"Everyone makes the big dumping buckets, but if you ever look at pictures of people standing underneath those things, there aren't very many young kids," Benck said.

That doesn't mean older kids should not be provided for. Besides dumping vessels and water cannons, "older kids like things that require a physical challenge," said Hamelin, citing as an example his company's product that consists of a pattern of water jets that kids use hands and feet to cover "sort of like Twister."

The preponderance of babies and toddlers sometimes comes as a surprise, but once it's apparent how young regular users are, it becomes clear as well that parents are always nearby. If there is not enough seating or shade, you might find that providing for their comfort with a little splashpad makeover is enough to reverse a decline in attendance.

Restrooms are another addition or upgrade to consider not only for comfort but also to reduce health risks as much as possible.

Splash play area improvements should also address any security problems and vulnerabilities. Perhaps a fence is needed to prevent access by skaters and cyclists. Maybe something can be done to deter vandals.

In Federalsburg, Md., a vandal destroyed a foot pedal controlling the sprayground, which left the water running nonstop and shortened the season as officials had no choice but to shut the sprayground down. The community pulled together to raise money to repair the switch and add a security camera.

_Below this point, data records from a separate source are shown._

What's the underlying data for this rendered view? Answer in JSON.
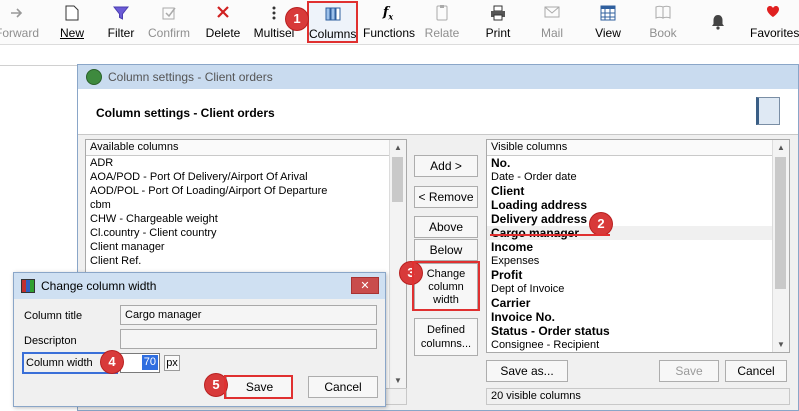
{
  "toolbar": {
    "items": [
      {
        "label": "Forward",
        "icon": "arrow-right-icon"
      },
      {
        "label": "New",
        "icon": "new-document-icon"
      },
      {
        "label": "Filter",
        "icon": "filter-icon"
      },
      {
        "label": "Confirm",
        "icon": "confirm-icon"
      },
      {
        "label": "Delete",
        "icon": "delete-x-icon"
      },
      {
        "label": "Multisel",
        "icon": "multiselect-icon"
      },
      {
        "label": "Columns",
        "icon": "columns-icon"
      },
      {
        "label": "Functions",
        "icon": "functions-icon"
      },
      {
        "label": "Relate",
        "icon": "relate-icon"
      },
      {
        "label": "Print",
        "icon": "printer-icon"
      },
      {
        "label": "Mail",
        "icon": "mail-icon"
      },
      {
        "label": "View",
        "icon": "view-icon"
      },
      {
        "label": "Book",
        "icon": "book-icon"
      },
      {
        "label": "",
        "icon": "bell-icon"
      },
      {
        "label": "Favorites",
        "icon": "heart-icon"
      }
    ]
  },
  "dialog": {
    "title": "Column settings - Client orders",
    "heading": "Column settings - Client orders",
    "available": {
      "header": "Available columns",
      "items": [
        "ADR",
        "AOA/POD - Port Of Delivery/Airport Of Arival",
        "AOD/POL - Port Of Loading/Airport Of Departure",
        "cbm",
        "CHW - Chargeable weight",
        "Cl.country - Client country",
        "Client manager",
        "Client Ref."
      ]
    },
    "visible": {
      "header": "Visible columns",
      "items": [
        {
          "label": "No.",
          "bold": true
        },
        {
          "label": "Date - Order date",
          "bold": false
        },
        {
          "label": "Client",
          "bold": true
        },
        {
          "label": "Loading address",
          "bold": true
        },
        {
          "label": "Delivery address",
          "bold": true
        },
        {
          "label": "Cargo manager",
          "bold": true
        },
        {
          "label": "Income",
          "bold": true
        },
        {
          "label": "Expenses",
          "bold": false
        },
        {
          "label": "Profit",
          "bold": true
        },
        {
          "label": "Dept of Invoice",
          "bold": false
        },
        {
          "label": "Carrier",
          "bold": true
        },
        {
          "label": "Invoice No.",
          "bold": true
        },
        {
          "label": "Status - Order status",
          "bold": true
        },
        {
          "label": "Consignee - Recipient",
          "bold": false
        }
      ]
    },
    "buttons": {
      "add": "Add >",
      "remove": "< Remove",
      "above": "Above",
      "below": "Below",
      "change_width": "Change column width",
      "defined": "Defined columns...",
      "save_as": "Save as...",
      "save": "Save",
      "cancel": "Cancel"
    },
    "status_visible": "20 visible columns"
  },
  "subdialog": {
    "title": "Change column width",
    "column_title_label": "Column title",
    "column_title_value": "Cargo manager",
    "description_label": "Descripton",
    "description_value": "",
    "width_label": "Column width",
    "width_value": "70",
    "unit": "px",
    "save": "Save",
    "cancel": "Cancel"
  },
  "badges": [
    "1",
    "2",
    "3",
    "4",
    "5"
  ],
  "colors": {
    "highlight": "#e03030",
    "badge": "#d83a3a",
    "title_bar": "#c9dbef"
  }
}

These sorts of practical additions won't make the same splash as a new water feature; however, they will make for a more positive experience that guests will want to repeat.